Wisdom from God. Remember what the tree in the garden of Eden was? Knowledge of good and evil. Now Jesus is not only knowledge for us but wisdom as well! That means if we have Christ in us, we can trust him to be our understanding of right and wrong, and to direct each of us accordingly. Really, it comes down to trust; do you trust Jesus enough to lead you into paths of righteousness?

And further, we find our rest in Jesus as well, as He himself declares in Matthew 11:28-29:

” [28] Come to Me, all you who labor and are heavy laden, and I will give you rest. [29] Take My yoke upon you and learn from Me, for I am gentle and lowly in heart, and you will find rest for your souls.” [NKJV]

Life in Christ is abiding–resting–in Christ. That’s what New Covenant is all about, because HE does it all for us.

Advertisements

3 thoughts on “Covenants: Revisiting Jesus

  1. Thanx Carson. The way you explain all this common mixup makes it so crystal clear to me I’m even tempted to add that truely An Aircraft Pilot does not need to observe the Road Traffic Signs to his destination because He is Flying way above them, and indeed arrives much faster and safely at the same destination as a Car Driver who is using the Road. So we better Fly than Drive..

    1. I’m so happy I could be instrumental in helping these truths become clear to you! I love your aircraft pilot illustration, also – and further, the pilot is not limited any longer to land-travel, but he can travel over mountains and seas where a car could never hope to go. Wonderful point, thank-you for your feedback and for sharing! (:

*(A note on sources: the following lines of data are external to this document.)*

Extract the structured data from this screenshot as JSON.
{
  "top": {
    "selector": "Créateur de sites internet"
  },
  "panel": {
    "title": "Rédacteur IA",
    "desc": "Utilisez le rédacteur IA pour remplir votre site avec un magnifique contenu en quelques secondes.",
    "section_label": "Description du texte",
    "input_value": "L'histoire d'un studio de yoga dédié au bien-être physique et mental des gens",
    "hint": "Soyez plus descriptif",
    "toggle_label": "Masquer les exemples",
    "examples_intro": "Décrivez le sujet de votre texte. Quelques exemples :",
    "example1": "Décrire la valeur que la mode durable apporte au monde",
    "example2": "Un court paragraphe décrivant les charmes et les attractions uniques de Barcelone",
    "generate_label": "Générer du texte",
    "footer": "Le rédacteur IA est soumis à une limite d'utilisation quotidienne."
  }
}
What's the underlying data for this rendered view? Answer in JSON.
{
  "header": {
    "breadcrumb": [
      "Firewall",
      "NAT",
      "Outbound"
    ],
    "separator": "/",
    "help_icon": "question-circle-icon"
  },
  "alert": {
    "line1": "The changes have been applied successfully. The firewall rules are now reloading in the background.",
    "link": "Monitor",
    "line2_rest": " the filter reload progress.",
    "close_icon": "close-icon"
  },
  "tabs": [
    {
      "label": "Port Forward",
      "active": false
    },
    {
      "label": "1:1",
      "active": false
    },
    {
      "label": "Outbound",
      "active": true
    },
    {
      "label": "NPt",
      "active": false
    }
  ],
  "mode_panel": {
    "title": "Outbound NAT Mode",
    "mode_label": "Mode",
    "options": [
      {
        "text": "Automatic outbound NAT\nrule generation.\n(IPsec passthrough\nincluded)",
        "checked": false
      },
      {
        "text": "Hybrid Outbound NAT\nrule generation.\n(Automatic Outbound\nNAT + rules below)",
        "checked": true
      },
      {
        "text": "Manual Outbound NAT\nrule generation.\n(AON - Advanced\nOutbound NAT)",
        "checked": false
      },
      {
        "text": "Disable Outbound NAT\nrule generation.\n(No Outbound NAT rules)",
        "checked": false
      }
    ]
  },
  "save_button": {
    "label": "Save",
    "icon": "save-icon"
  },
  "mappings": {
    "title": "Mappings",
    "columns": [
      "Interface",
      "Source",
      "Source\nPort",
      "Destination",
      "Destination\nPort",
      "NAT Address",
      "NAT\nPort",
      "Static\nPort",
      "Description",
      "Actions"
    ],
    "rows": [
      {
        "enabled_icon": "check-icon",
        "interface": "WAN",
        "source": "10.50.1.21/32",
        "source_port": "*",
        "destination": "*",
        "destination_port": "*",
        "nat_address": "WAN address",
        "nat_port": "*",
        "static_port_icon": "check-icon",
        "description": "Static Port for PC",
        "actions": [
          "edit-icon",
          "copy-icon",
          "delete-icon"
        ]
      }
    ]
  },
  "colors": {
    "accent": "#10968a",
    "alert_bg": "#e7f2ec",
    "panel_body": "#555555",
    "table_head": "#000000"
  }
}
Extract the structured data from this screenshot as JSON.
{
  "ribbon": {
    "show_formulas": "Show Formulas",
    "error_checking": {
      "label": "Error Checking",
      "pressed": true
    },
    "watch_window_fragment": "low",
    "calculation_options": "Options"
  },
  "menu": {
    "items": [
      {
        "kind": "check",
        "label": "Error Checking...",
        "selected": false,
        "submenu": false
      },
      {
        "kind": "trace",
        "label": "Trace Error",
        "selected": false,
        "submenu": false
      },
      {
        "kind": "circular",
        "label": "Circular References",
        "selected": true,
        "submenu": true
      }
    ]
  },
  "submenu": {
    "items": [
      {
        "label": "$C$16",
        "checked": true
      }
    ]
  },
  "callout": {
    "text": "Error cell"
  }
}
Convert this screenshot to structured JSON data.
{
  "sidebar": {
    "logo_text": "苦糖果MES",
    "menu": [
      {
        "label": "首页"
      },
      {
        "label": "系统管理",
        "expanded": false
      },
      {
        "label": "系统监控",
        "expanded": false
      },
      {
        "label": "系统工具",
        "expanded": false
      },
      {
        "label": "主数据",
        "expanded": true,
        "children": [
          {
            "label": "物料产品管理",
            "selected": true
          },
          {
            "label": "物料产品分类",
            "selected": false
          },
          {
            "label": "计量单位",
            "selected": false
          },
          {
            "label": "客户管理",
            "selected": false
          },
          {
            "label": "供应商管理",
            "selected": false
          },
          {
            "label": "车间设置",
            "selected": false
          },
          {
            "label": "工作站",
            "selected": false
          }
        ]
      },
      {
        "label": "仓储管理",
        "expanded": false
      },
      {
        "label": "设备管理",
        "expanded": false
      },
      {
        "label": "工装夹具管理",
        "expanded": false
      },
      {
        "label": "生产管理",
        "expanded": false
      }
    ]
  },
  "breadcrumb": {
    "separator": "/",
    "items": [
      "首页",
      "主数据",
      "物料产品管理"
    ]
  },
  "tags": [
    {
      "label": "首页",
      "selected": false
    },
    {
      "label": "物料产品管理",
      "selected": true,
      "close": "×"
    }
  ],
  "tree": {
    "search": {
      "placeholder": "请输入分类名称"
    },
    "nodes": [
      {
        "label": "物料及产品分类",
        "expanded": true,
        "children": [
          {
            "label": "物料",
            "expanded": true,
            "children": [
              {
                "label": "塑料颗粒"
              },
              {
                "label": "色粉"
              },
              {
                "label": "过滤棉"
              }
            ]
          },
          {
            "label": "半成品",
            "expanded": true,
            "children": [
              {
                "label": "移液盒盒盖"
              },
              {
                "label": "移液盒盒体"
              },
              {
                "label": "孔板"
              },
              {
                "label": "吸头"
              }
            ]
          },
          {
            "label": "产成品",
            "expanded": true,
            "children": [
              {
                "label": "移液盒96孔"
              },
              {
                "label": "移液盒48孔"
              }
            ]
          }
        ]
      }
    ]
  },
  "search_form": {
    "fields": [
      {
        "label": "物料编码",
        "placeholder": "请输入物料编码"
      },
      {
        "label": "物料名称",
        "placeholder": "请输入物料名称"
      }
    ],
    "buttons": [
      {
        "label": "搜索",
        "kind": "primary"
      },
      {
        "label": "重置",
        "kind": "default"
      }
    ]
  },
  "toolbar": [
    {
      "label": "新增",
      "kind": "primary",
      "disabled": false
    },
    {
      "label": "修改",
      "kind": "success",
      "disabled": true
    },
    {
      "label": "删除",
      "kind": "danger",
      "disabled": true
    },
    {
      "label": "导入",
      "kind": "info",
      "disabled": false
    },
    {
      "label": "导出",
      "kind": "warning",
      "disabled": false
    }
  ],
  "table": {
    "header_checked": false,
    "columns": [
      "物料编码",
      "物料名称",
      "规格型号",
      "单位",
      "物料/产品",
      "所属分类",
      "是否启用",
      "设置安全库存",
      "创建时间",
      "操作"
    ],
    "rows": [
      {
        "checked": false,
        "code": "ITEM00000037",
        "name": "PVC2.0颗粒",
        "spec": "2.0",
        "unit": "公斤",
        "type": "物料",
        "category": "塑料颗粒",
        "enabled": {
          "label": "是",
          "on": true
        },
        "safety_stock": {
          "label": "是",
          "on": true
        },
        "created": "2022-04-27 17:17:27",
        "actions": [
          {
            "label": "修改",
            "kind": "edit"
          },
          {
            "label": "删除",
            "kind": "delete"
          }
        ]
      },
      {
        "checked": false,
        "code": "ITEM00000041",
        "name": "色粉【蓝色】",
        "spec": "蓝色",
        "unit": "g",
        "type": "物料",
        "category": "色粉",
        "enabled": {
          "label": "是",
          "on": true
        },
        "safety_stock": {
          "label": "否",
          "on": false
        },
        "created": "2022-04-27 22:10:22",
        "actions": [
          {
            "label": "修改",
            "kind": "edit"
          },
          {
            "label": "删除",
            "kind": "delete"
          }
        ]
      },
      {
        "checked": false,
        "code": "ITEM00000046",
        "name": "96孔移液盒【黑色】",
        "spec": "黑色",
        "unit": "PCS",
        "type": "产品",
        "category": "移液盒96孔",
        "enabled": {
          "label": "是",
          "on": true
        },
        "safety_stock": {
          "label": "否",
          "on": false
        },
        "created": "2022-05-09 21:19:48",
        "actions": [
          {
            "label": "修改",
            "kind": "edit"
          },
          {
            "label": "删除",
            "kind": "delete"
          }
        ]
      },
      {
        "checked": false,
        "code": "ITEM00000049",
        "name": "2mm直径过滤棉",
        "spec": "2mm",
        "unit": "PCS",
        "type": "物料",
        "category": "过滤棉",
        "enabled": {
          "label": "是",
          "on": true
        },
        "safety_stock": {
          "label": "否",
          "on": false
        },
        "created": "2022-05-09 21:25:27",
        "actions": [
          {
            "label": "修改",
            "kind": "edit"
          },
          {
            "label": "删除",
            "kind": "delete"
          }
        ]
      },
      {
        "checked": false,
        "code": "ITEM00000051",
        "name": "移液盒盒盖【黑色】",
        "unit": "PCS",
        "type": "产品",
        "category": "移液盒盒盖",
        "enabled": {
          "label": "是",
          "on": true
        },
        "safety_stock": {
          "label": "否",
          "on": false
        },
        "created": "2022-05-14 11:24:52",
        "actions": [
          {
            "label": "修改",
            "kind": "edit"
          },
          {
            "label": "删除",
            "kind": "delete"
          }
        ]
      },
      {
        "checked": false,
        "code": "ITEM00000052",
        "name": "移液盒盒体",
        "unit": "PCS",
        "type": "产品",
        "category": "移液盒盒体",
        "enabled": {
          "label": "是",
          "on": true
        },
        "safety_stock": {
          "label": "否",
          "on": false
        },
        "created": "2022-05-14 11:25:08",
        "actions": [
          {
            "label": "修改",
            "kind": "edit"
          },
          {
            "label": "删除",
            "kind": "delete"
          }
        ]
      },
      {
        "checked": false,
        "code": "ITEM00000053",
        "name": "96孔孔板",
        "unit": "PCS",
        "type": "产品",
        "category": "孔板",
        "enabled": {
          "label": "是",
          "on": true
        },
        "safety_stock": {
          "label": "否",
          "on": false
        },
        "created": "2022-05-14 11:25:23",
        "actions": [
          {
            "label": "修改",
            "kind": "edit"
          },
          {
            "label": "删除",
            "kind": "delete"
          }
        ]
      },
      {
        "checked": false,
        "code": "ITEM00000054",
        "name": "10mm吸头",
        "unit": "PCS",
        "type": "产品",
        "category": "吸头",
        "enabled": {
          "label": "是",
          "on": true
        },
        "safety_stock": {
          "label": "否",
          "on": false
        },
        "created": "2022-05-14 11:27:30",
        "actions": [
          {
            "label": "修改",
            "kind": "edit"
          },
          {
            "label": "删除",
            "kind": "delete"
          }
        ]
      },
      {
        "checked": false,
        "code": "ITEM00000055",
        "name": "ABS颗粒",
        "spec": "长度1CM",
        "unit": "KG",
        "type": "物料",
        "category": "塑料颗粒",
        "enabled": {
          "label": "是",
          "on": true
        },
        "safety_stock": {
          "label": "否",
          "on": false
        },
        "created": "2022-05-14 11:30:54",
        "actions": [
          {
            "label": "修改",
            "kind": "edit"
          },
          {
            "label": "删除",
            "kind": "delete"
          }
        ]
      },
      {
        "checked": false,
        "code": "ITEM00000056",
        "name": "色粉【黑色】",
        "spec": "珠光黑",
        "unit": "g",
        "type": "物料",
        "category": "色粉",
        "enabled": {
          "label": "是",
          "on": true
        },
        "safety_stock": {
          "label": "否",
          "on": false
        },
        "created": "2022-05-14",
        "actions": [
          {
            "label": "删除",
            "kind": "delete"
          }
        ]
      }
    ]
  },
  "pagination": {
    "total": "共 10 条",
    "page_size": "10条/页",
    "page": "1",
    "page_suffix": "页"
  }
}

Leave a Reply

Fill in your details below or click an icon to log in:

WordPress.com Logo

You are commenting using your WordPress.com account. Log Out / Change )

Twitter picture

You are commenting using your Twitter account. Log Out / Change )

Facebook photo

You are commenting using your Facebook account. Log Out / Change )

Google+ photo

You are commenting using your Google+ account. Log Out / Change )

Connecting to %s